Your goal => What lines in the records below hold the string "JSON"? Please show them.

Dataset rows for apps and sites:
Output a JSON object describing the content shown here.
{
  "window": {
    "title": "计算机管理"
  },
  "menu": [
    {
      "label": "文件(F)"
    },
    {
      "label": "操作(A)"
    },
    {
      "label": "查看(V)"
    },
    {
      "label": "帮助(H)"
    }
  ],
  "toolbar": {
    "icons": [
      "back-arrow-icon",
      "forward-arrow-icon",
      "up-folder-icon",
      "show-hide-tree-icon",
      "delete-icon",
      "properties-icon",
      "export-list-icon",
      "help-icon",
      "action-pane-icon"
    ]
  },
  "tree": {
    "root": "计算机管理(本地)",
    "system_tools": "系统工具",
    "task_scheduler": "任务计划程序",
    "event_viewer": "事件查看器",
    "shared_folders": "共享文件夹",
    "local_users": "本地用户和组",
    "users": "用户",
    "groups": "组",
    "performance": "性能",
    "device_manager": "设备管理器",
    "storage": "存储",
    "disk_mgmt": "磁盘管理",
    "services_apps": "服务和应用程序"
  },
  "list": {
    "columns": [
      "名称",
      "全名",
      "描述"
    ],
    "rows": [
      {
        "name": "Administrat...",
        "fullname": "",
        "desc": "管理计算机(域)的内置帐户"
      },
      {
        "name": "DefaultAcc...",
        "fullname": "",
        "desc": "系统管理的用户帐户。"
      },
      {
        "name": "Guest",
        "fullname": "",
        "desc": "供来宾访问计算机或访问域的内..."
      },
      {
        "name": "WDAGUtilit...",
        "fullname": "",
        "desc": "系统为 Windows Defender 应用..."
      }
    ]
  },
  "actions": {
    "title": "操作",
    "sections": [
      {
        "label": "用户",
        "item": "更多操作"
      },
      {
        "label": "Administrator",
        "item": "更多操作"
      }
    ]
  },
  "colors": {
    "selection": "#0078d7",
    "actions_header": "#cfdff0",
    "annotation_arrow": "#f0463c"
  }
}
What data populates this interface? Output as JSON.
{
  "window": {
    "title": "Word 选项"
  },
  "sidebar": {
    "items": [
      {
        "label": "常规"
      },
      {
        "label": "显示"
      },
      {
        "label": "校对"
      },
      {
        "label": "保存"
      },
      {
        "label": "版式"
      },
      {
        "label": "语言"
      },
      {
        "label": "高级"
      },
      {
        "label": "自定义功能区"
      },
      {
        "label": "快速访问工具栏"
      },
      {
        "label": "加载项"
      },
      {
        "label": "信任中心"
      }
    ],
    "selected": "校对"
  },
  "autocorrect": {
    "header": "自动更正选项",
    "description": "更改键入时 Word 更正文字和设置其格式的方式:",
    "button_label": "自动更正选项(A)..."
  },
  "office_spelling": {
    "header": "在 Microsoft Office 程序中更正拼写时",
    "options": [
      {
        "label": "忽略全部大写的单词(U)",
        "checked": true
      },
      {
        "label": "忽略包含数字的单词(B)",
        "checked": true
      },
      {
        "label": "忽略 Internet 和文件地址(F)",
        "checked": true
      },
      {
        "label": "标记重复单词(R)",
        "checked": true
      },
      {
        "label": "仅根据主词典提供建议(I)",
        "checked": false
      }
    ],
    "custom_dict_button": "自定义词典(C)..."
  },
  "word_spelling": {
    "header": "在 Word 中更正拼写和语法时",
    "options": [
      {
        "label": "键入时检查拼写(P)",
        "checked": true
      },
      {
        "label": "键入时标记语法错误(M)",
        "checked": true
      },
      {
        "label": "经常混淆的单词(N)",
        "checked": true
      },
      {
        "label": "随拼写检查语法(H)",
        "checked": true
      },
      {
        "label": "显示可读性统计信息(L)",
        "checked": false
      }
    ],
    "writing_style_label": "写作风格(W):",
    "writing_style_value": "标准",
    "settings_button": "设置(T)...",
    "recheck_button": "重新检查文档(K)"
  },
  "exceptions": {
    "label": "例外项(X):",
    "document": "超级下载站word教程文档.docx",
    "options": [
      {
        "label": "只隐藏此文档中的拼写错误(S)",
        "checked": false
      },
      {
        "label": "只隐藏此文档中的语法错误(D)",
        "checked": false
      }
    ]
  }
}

Response for this exercise =>
Output a JSON object describing the content shown here.
What data populates this interface? Output as JSON.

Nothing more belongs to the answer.